Life Insurance Retained Asset Accounts: A Perspective

We take a break from our vacation to bring you our first ever post on a life insurance topic.  I.I.I.  senior vice president and chief economist Dr. Steven Weisbart  offers an  insightful perspective on an established  life insurance industry practice that is coming under fire.

A life insurance industry practice that has served beneficiaries well for a quarter century and has generated few if any complaints to state insurance departments came under withering fire last week via an article published online and scheduled to appear in the September issue of Bloomberg Markets magazine. The article focused on how the industry practice affected the beneficiary of a $400,000 life insurance policy  Ã¢â‚¬“ the mother of an army sergeant who died in Afghanistan while saving the lives of three others.

Seemingly within minutes of the article’s appearance, the acting under secretary for benefits at the U.S. Department of Veterans Affairs, Michael Walcoff, announced an investigation, and New York Attorney General (and candidate for New York Governor) Andrew Cuomo subpoenaed a half dozen life insurers as part of another investigation.
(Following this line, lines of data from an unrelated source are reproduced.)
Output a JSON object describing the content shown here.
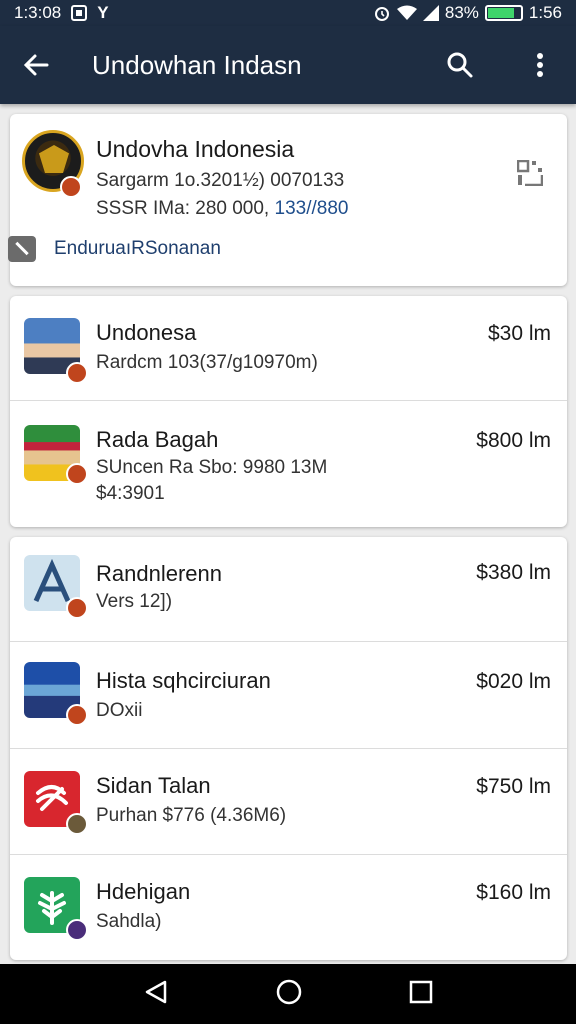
{
  "status": {
    "time": "1:3:08",
    "notif": "Y",
    "battery": "83%",
    "battery_level": 0.83,
    "clock": "1:56"
  },
  "appbar": {
    "title": "Undowhan Indasn"
  },
  "profile": {
    "name": "Undovha Indonesia",
    "line1": "Sargarm 1o.3201½) 0070133",
    "line2_prefix": "SSSR IMa: 280 000,",
    "line2_accent": "133//880",
    "link": "EnduruaıRSonanan"
  },
  "group1": [
    {
      "title": "Undonesa",
      "sub": "Rardcm 103(37/g10970m)",
      "price": "$30 lm",
      "thumb": "person-photo"
    },
    {
      "title": "Rada Bagah",
      "sub": "SUncen Ra Sbo: 9980 13M",
      "sub2": "$4:3901",
      "price": "$800 lm",
      "thumb": "person-photo"
    }
  ],
  "group2": [
    {
      "title": "Randnlerenn",
      "sub": "Vers 12])",
      "price": "$380 lm",
      "thumb": "app-icon"
    },
    {
      "title": "Hista sqhcirciuran",
      "sub": "DOxii",
      "price": "$020 lm",
      "thumb": "landscape-image"
    },
    {
      "title": "Sidan Talan",
      "sub": "Purhan $776 (4.36M6)",
      "price": "$750 lm",
      "thumb": "app-icon"
    },
    {
      "title": "Hdehigan",
      "sub": "Sahdla)",
      "price": "$160 lm",
      "thumb": "app-icon"
    }
  ],
  "colors": {
    "appbar": "#1e2d42",
    "accent": "#1f4e8c",
    "badge": "#c0451d"
  }
}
A few days later, U.S. Representative Debbie Halvorson (D-IL) introduced a bill that would set new rules for life insurers using this practice.

What practice caused this furor? In the absence of any other selected settlement option, life insurers place death benefits in the equivalent of an interest-paying checking account. Beneficiaries get checks with which to withdraw/spend the money, which stays in the life insurer’s general account until it’s withdrawn. Materials provided to beneficiaries make clear that the account is not FDIC-insured and periodically report on interest credited and the remaining balance.

So what’s wrong with this? According to the Bloomberg article, virtually everything. The article suggests the practice cheats the families of those who die, stealing money from the families of our fallen servicemen. This unregulated quasi-banking system operated by insurers has none of the protections of the actual banking system, the article reports. Next, life insurers are accused of not disclosing that the funds aren’t FDIC-insured, so beneficiaries are misled into thinking the funds are in an FDIC-insured bank. The industry does this to hold onto death benefits that they’re not entitled to. The article notes that life insurers earn interest on the funds at their corporate rate yet credit uncompetitive rates on death benefit balances, resulting in secret profits for insurers. And so on.

The article is such a one-sided diatribe that it’s hard to know where to start. It treats an FDIC-insured bank account as safer for death benefits than the general account of a life insurer, ignoring the state guaranty laws that insure death benefits for $300,000 to $500,000, depending on the state (vs. FDIC’s $250,000 limit, which was $100,000 at the time the death of the army sergeant occurred). It ignores the bank failure rate of the past few years vs. the superior rate of almost no life insurer failures. It says life insurers shouldn’t earn a higher rate on the funds and credit a lower rate, but says the money should go into a bank account (where it ignores the fact that the bank would do the same thing). It says the insurer should send the beneficiary a check for the entire amount instead of holding onto the money, ignoring the likelihood, based on long insurer experience, that when insurers did that the checks often either went uncashed for long periods of time or were spent/invested unwisely and effectively lost. This practice, at least, credits interest uninterruptedly at a rate that is comparable to accounts with instant liquidity.”

If you have questions or comments, please email Dr. Weisbart at